And I feasted.
A more modest dessert of one of my Jammie Dodgers and my Sunday meal was a success.
Other convenience foods I buy and use are onion rings, tater tots and canned inari sushi. And if that last one seems a bit out of left field … well there’s a reason.
If you have a chance to buy pork tenderloin fresh, it’s quite a versatile protein for a singleton, and you can take your time making various dishes.
Unfortunately, I bought mine frozen, so when I thawed it, I had to prepare (trim off fat and remove the silver skin) and use it in as soon as possible.
Pork tenderloin souvlaki – marinated (Kraft Zesty Italian dressing), threaded onto skewers with chunks of onion and sweet pepper (red, yellow and orange), and then broiled on the bbq or in the oven under the grill. Serve with starch of your choice. In this case, I had leftover Mexican rice in the freezer so that’s what I used.
Korean pork tenderloin roast – marinated in a Korean paste and served over plain rice. I boiled and served the marinade over the slightly charred pork.
Korean (Gochujang) Pork Tenderloin Marinade – serves 3-4
1 large piece of pork tenderloin (1 1/4 – 1 1/2 lbs)
1/2 cup gochujang
1/2 cup white wine vinegar
1/4 cup soy sauce
1/4 cup honey or brown sugar*
1-6 cloves of garlic, minced*
2 tbsp fish sauce (optional)
pinch of salt
* I used honey and only 1 clove of garlic
Pesto pork tenderloin roast – marinated in home made pesto and served with pesto fettuccine
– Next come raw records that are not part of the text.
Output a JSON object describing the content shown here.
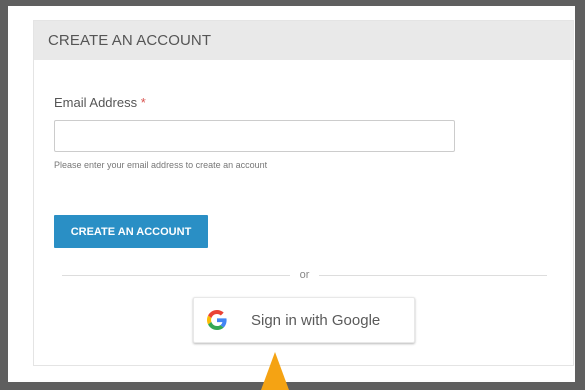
{
  "form": {
    "title": "CREATE AN ACCOUNT",
    "email_label": "Email Address",
    "required_mark": "*",
    "email_value": "",
    "email_placeholder": "",
    "email_hint": "Please enter your email address to create an account",
    "submit_label": "CREATE AN ACCOUNT"
  },
  "divider": {
    "text": "or"
  },
  "google": {
    "label": "Sign in with Google",
    "icon": "google-g-icon"
  },
  "colors": {
    "primary_button": "#2a8fc5",
    "required": "#d9534f",
    "pointer": "#f5a313",
    "backdrop": "#5f5f5f"
  }
}
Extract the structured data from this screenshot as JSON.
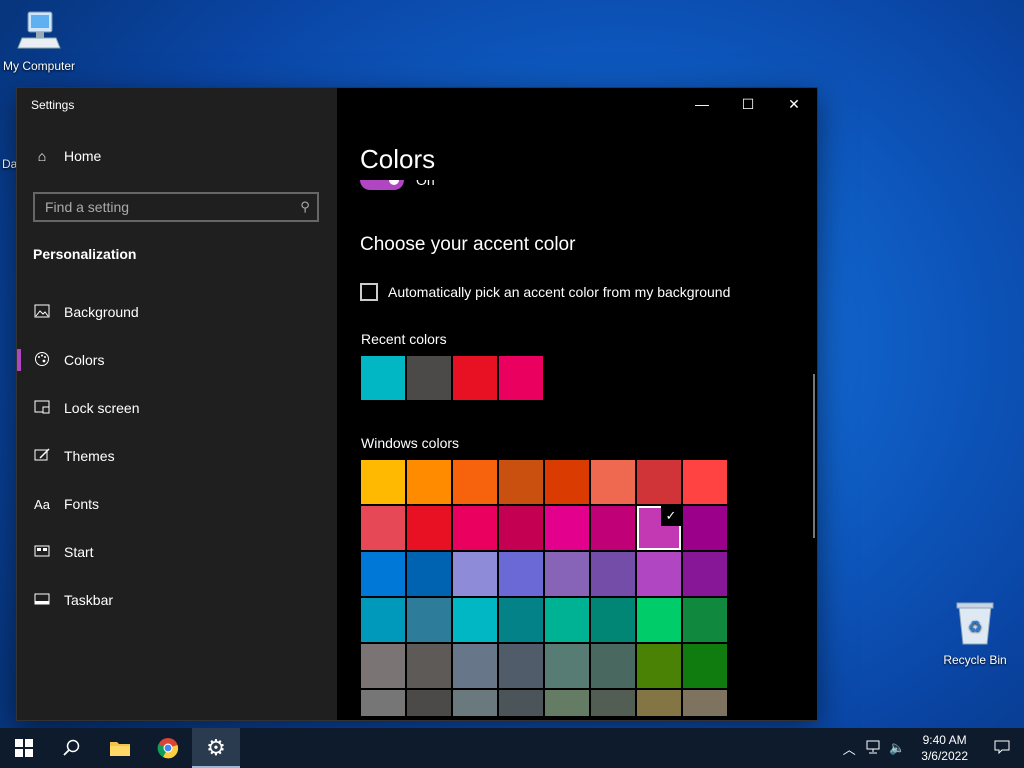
{
  "desktop": {
    "icons": [
      {
        "label": "My Computer"
      },
      {
        "label": "Recycle Bin"
      }
    ],
    "partial_left_label": "Da"
  },
  "window": {
    "title": "Settings",
    "controls": {
      "minimize": "—",
      "maximize": "☐",
      "close": "✕"
    }
  },
  "sidebar": {
    "home": "Home",
    "search_placeholder": "Find a setting",
    "section": "Personalization",
    "items": [
      {
        "label": "Background",
        "icon": "picture-icon"
      },
      {
        "label": "Colors",
        "icon": "palette-icon",
        "active": true
      },
      {
        "label": "Lock screen",
        "icon": "lock-screen-icon"
      },
      {
        "label": "Themes",
        "icon": "themes-icon"
      },
      {
        "label": "Fonts",
        "icon": "fonts-icon"
      },
      {
        "label": "Start",
        "icon": "start-icon"
      },
      {
        "label": "Taskbar",
        "icon": "taskbar-icon"
      }
    ]
  },
  "content": {
    "title": "Colors",
    "toggle_label": "On",
    "accent_heading": "Choose your accent color",
    "auto_pick_label": "Automatically pick an accent color from my background",
    "recent_label": "Recent colors",
    "recent_colors": [
      "#00b7c3",
      "#4c4a48",
      "#e81123",
      "#ea005e"
    ],
    "windows_label": "Windows colors",
    "windows_colors": [
      [
        "#ffb900",
        "#ff8c00",
        "#f7630c",
        "#ca5010",
        "#da3b01",
        "#ef6950",
        "#d13438",
        "#ff4343"
      ],
      [
        "#e74856",
        "#e81123",
        "#ea005e",
        "#c30052",
        "#e3008c",
        "#bf0077",
        "#c239b3",
        "#9a0089"
      ],
      [
        "#0078d7",
        "#0063b1",
        "#8e8cd8",
        "#6b69d6",
        "#8764b8",
        "#744da9",
        "#b146c2",
        "#881798"
      ],
      [
        "#0099bc",
        "#2d7d9a",
        "#00b7c3",
        "#038387",
        "#00b294",
        "#018574",
        "#00cc6a",
        "#10893e"
      ],
      [
        "#7a7574",
        "#5d5a58",
        "#68768a",
        "#515c6b",
        "#567c73",
        "#486860",
        "#498205",
        "#107c10"
      ],
      [
        "#767676",
        "#4c4a48",
        "#69797e",
        "#4a5459",
        "#647c64",
        "#525e54",
        "#847545",
        "#7e735f"
      ]
    ],
    "selected_color": "#c239b3"
  },
  "taskbar": {
    "time": "9:40 AM",
    "date": "3/6/2022"
  }
}
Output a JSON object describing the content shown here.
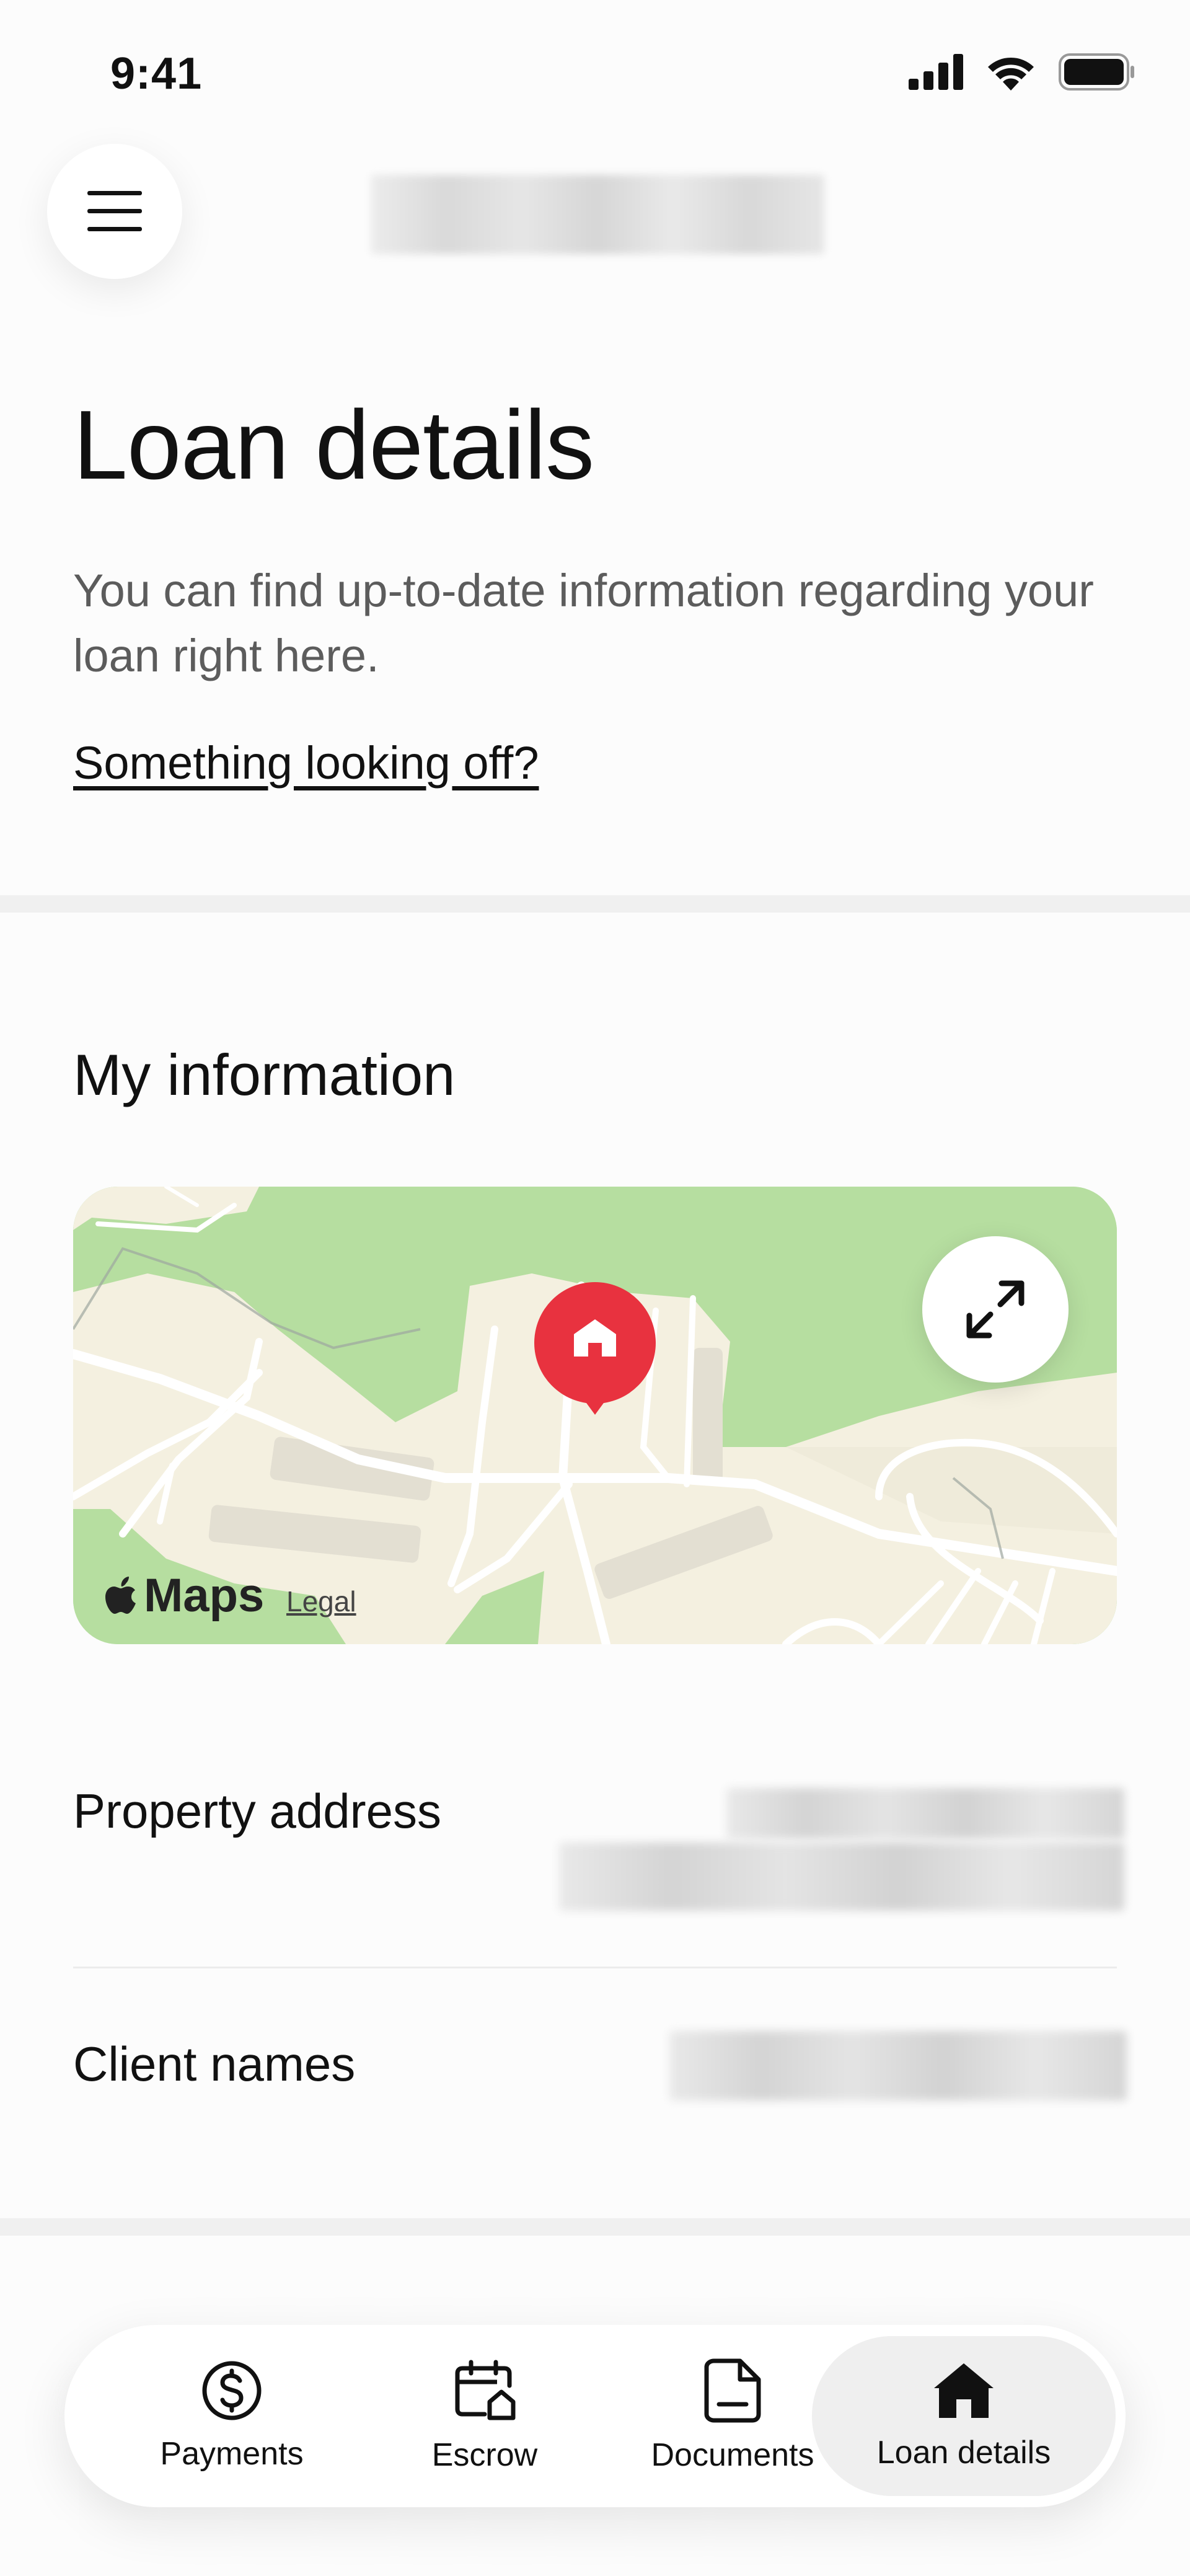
{
  "status_bar": {
    "time": "9:41"
  },
  "header": {
    "title": "Loan details",
    "description": "You can find up-to-date information regarding your loan right here.",
    "help_link": "Something looking off?"
  },
  "my_information": {
    "title": "My information",
    "map": {
      "brand": "Maps",
      "legal": "Legal",
      "pin_icon": "home-pin-icon",
      "expand_icon": "expand-icon"
    },
    "rows": [
      {
        "label": "Property address"
      },
      {
        "label": "Client names"
      }
    ]
  },
  "bottom_nav": {
    "items": [
      {
        "label": "Payments",
        "icon": "dollar-circle-icon"
      },
      {
        "label": "Escrow",
        "icon": "calendar-home-icon"
      },
      {
        "label": "Documents",
        "icon": "document-icon"
      },
      {
        "label": "Loan details",
        "icon": "home-icon",
        "active": true
      }
    ]
  },
  "colors": {
    "accent_pin": "#e8323f",
    "map_green": "#b6dea0",
    "map_land": "#f4f0e0",
    "background": "#fcfcfc"
  }
}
Honey mustard pork tenderloin – Pan fried pork cutlet served with honey mustard dressing … it turned out I hadn’t taken a picture of the honey mustard over the pork itself, just over the raw broccoli so you’ll have to imagine. The protein was served with skin on, smashed potatoes.